§ **Task goal**
For the records below, work out the number of lines holding "call" and reply with only that.

§ **Data supplied**
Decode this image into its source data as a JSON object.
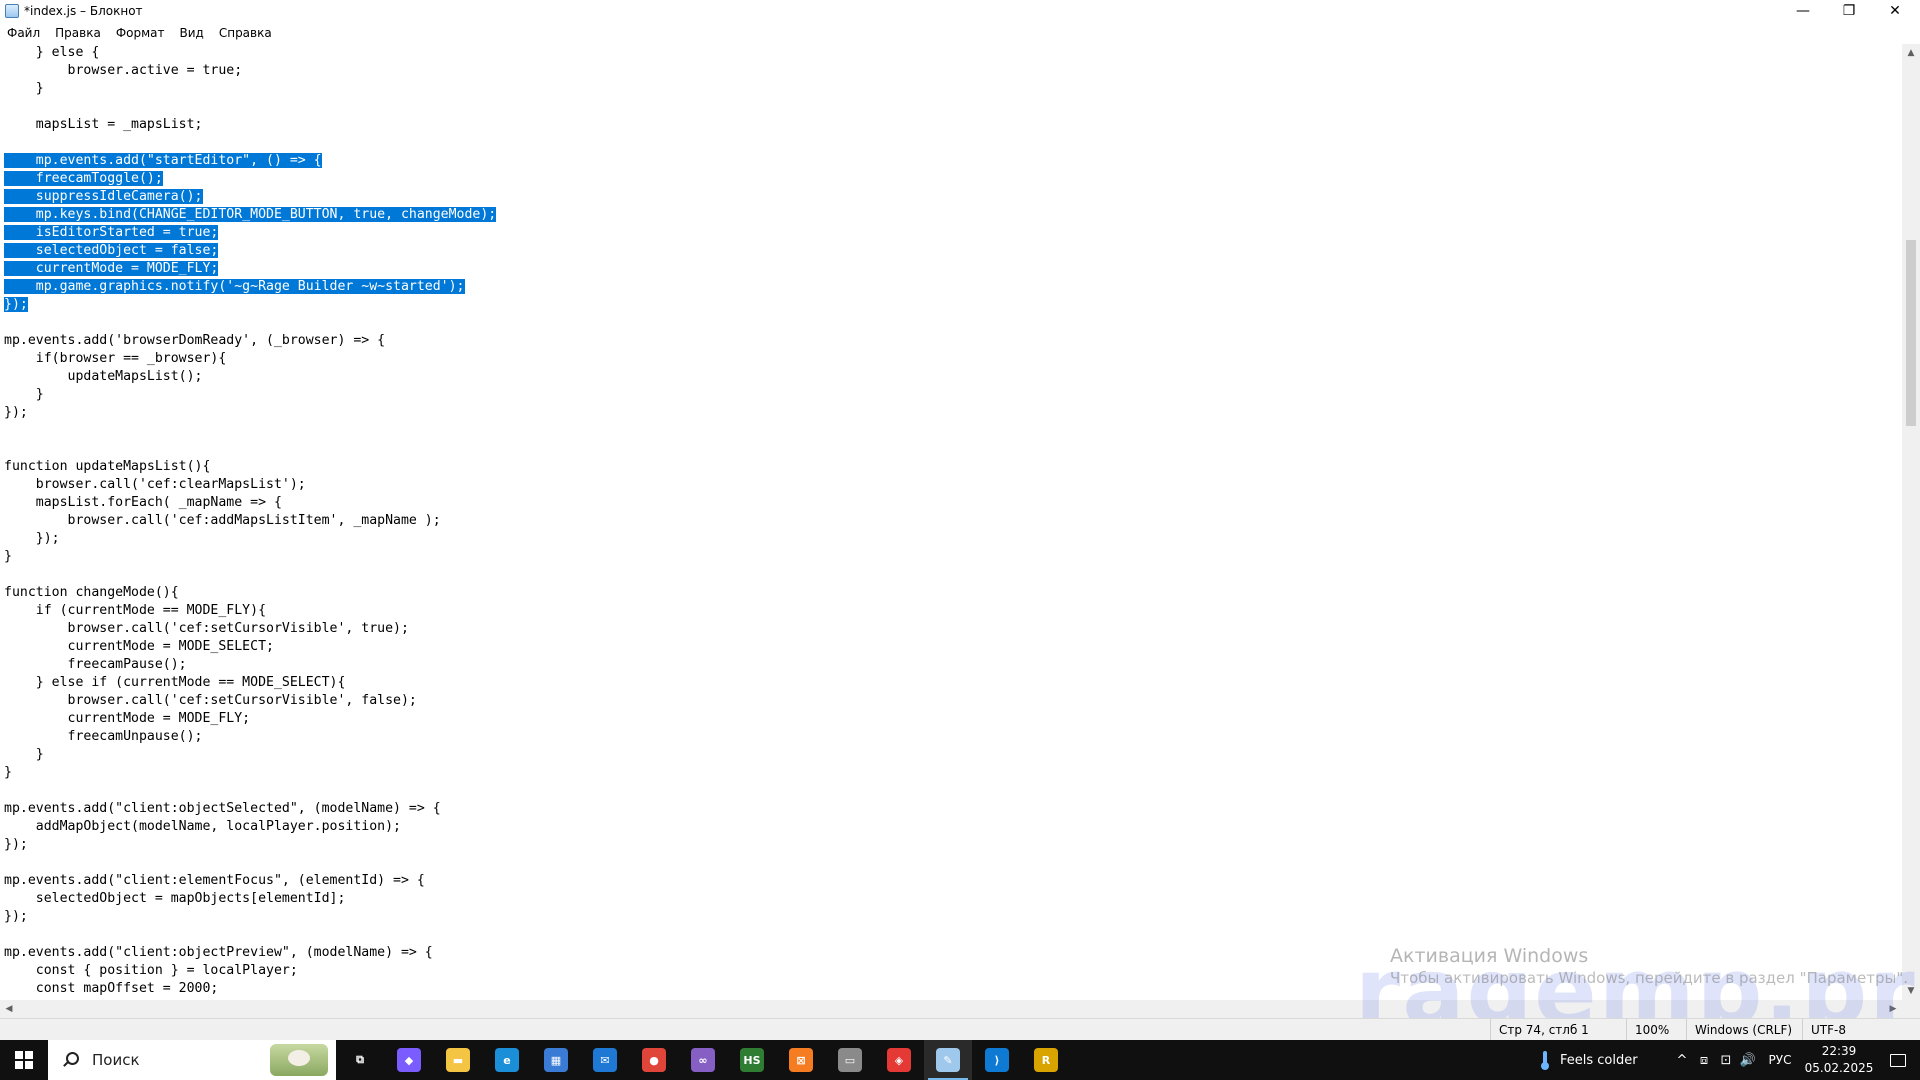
{
  "window": {
    "title": "*index.js – Блокнот",
    "controls": {
      "minimize": "—",
      "maximize": "❐",
      "close": "✕"
    }
  },
  "menu": [
    "Файл",
    "Правка",
    "Формат",
    "Вид",
    "Справка"
  ],
  "editor": {
    "selection_color": "#0078d7",
    "lines": [
      {
        "text": "    } else {",
        "selected": false
      },
      {
        "text": "        browser.active = true;",
        "selected": false
      },
      {
        "text": "    }",
        "selected": false
      },
      {
        "text": "",
        "selected": false
      },
      {
        "text": "    mapsList = _mapsList;",
        "selected": false
      },
      {
        "text": "",
        "selected": false
      },
      {
        "text": "    mp.events.add(\"startEditor\", () => {",
        "selected": true
      },
      {
        "text": "    freecamToggle();",
        "selected": true
      },
      {
        "text": "    suppressIdleCamera();",
        "selected": true
      },
      {
        "text": "    mp.keys.bind(CHANGE_EDITOR_MODE_BUTTON, true, changeMode);",
        "selected": true
      },
      {
        "text": "    isEditorStarted = true;",
        "selected": true
      },
      {
        "text": "    selectedObject = false;",
        "selected": true
      },
      {
        "text": "    currentMode = MODE_FLY;",
        "selected": true
      },
      {
        "text": "    mp.game.graphics.notify('~g~Rage Builder ~w~started');",
        "selected": true
      },
      {
        "text": "});",
        "selected": true
      },
      {
        "text": "",
        "selected": false
      },
      {
        "text": "mp.events.add('browserDomReady', (_browser) => {",
        "selected": false
      },
      {
        "text": "    if(browser == _browser){",
        "selected": false
      },
      {
        "text": "        updateMapsList();",
        "selected": false
      },
      {
        "text": "    }",
        "selected": false
      },
      {
        "text": "});",
        "selected": false
      },
      {
        "text": "",
        "selected": false
      },
      {
        "text": "",
        "selected": false
      },
      {
        "text": "function updateMapsList(){",
        "selected": false
      },
      {
        "text": "    browser.call('cef:clearMapsList');",
        "selected": false
      },
      {
        "text": "    mapsList.forEach( _mapName => {",
        "selected": false
      },
      {
        "text": "        browser.call('cef:addMapsListItem', _mapName );",
        "selected": false
      },
      {
        "text": "    });",
        "selected": false
      },
      {
        "text": "}",
        "selected": false
      },
      {
        "text": "",
        "selected": false
      },
      {
        "text": "function changeMode(){",
        "selected": false
      },
      {
        "text": "    if (currentMode == MODE_FLY){",
        "selected": false
      },
      {
        "text": "        browser.call('cef:setCursorVisible', true);",
        "selected": false
      },
      {
        "text": "        currentMode = MODE_SELECT;",
        "selected": false
      },
      {
        "text": "        freecamPause();",
        "selected": false
      },
      {
        "text": "    } else if (currentMode == MODE_SELECT){",
        "selected": false
      },
      {
        "text": "        browser.call('cef:setCursorVisible', false);",
        "selected": false
      },
      {
        "text": "        currentMode = MODE_FLY;",
        "selected": false
      },
      {
        "text": "        freecamUnpause();",
        "selected": false
      },
      {
        "text": "    }",
        "selected": false
      },
      {
        "text": "}",
        "selected": false
      },
      {
        "text": "",
        "selected": false
      },
      {
        "text": "mp.events.add(\"client:objectSelected\", (modelName) => {",
        "selected": false
      },
      {
        "text": "    addMapObject(modelName, localPlayer.position);",
        "selected": false
      },
      {
        "text": "});",
        "selected": false
      },
      {
        "text": "",
        "selected": false
      },
      {
        "text": "mp.events.add(\"client:elementFocus\", (elementId) => {",
        "selected": false
      },
      {
        "text": "    selectedObject = mapObjects[elementId];",
        "selected": false
      },
      {
        "text": "});",
        "selected": false
      },
      {
        "text": "",
        "selected": false
      },
      {
        "text": "mp.events.add(\"client:objectPreview\", (modelName) => {",
        "selected": false
      },
      {
        "text": "    const { position } = localPlayer;",
        "selected": false
      },
      {
        "text": "    const mapOffset = 2000;",
        "selected": false
      }
    ]
  },
  "statusbar": {
    "position": "Стр 74, стлб 1",
    "zoom": "100%",
    "line_endings": "Windows (CRLF)",
    "encoding": "UTF-8"
  },
  "activation": {
    "title": "Активация Windows",
    "subtitle": "Чтобы активировать Windows, перейдите в раздел \"Параметры\"."
  },
  "brand_watermark": "ragemp.pro",
  "taskbar": {
    "search_placeholder": "Поиск",
    "apps": [
      {
        "name": "task-view",
        "glyph": "⧉",
        "color": "#101010"
      },
      {
        "name": "copilot",
        "glyph": "◆",
        "color": "#7b5cff"
      },
      {
        "name": "file-explorer",
        "glyph": "▬",
        "color": "#f4c542"
      },
      {
        "name": "edge",
        "glyph": "e",
        "color": "#1a8fd8"
      },
      {
        "name": "store",
        "glyph": "▦",
        "color": "#3a7bd5"
      },
      {
        "name": "mail",
        "glyph": "✉",
        "color": "#1e78d4"
      },
      {
        "name": "chrome",
        "glyph": "●",
        "color": "#e0453a"
      },
      {
        "name": "visual-studio",
        "glyph": "∞",
        "color": "#865fc5"
      },
      {
        "name": "hs-app",
        "glyph": "HS",
        "color": "#2e7d32"
      },
      {
        "name": "xampp",
        "glyph": "⊠",
        "color": "#f57c20"
      },
      {
        "name": "sticky-app",
        "glyph": "▭",
        "color": "#8a8a8a"
      },
      {
        "name": "anydesk",
        "glyph": "◈",
        "color": "#e53935"
      },
      {
        "name": "notepad",
        "glyph": "✎",
        "color": "#9fc9ec"
      },
      {
        "name": "vscode",
        "glyph": "⟩",
        "color": "#0e7ad3"
      },
      {
        "name": "rage-app",
        "glyph": "R",
        "color": "#d9a400"
      }
    ],
    "weather": "Feels colder",
    "tray_icons": [
      "^",
      "⧈",
      "⊡",
      "🔊"
    ],
    "language": "РУС",
    "time": "22:39",
    "date": "05.02.2025"
  }
}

§ **Task solution**
4